Nearly 40 residents from Dearborn’s Cherry Hill, Fairlane and West Dearborn Center Areas met for the city’s final Wednesday night, calling for increased recreation options and an improved downtown area in the west end.
The gathering at was the last of three geographically divided to gauge residents’ opinions on their respective neighborhoods.
Unlike the previous two meetings– focusing on east Dearborn and on the Princeton-Carlysle and Edison-Snow neighborhoods–Wednesday night’s included little talk regarding rental properties. Instead, residents focused on reviving the west end’s downtown area with small businesses and creating additional parks and trails to attract more pedestrian traffic.
Resident Michele Westcott said more small businesses in the west end would help increase foot traffic, creating a snowball effect for even more shops.
“If we have lots of little stores like that, you would go to one and then go to more, even if you were running errands,” she said.
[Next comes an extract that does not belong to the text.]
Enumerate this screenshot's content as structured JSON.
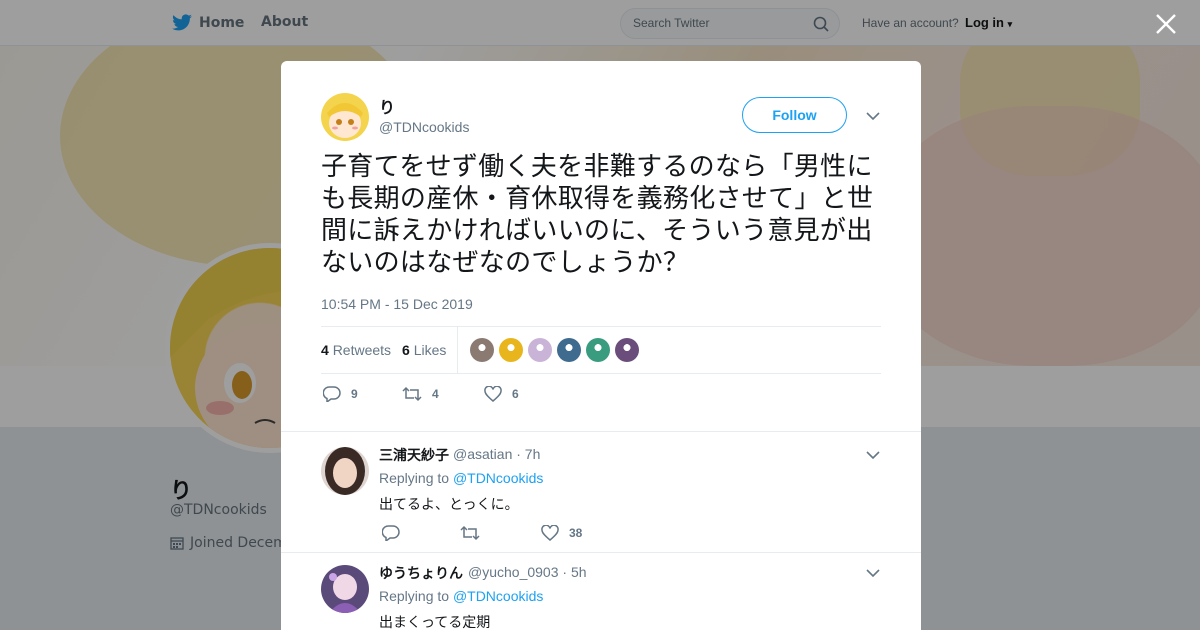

But barriers remain. The Michigan Avenue corridor’s high prices make many small business owners wary, Bridget Wilkie said. Wilkie owns Smoocheese, a gourmet cheesecake company she runs entirely online.
“I have a small business and I could never afford to be (on Michigan Avenue),” she said.
An added barrier to the shops and foot traffic so many Dearbornites want is Michigan Avenue itself, Wilkie said. The street’s 35 mph speed limit may be ideal for commuting, but it’s also another detractor for pedestrians. Wilkie said the speed limit should be lowered in the downtown area.
“Make it similar to Birmingham,” she said. “Woodward is fast and Old Woodward is slow.”
The transportation discussions didn’t end there, however. Dozens of residents agreed the city needs to become friendlier not only to pedestrians, but also to bicyclists. And to introduce student housing onto ’s campus magnify the problem.
“We’re going to have students here,” Morley Avenue resident Abhay Vadhavkar said. “And how do students get around?...That bike path behind Andiamo is not safe. It’s not well-lit.”
Along with additional bike paths, residents called for a better range of recreational options–particularly for youth. Helena Thornton, who lives near Marshall and Rosevere, suggested skate parks, canoe rentals and community ponds.
“These kids have nowhere,” she said.
A final point of interest was beautifying some of Dearborn’s busiest streets, particularly Ford Road and Telegraph Road. Among other ideas, residents suggested removing billboards and adding trees or other natural buffers between the roads and adjacent businesses.
“We have beautiful neighborhoods,” said Westcott, who lives in Dearborn Hills. “But Telegraph looks like a series of truck stops.”
A will be held at 7 p.m. on Sept. 20 at the .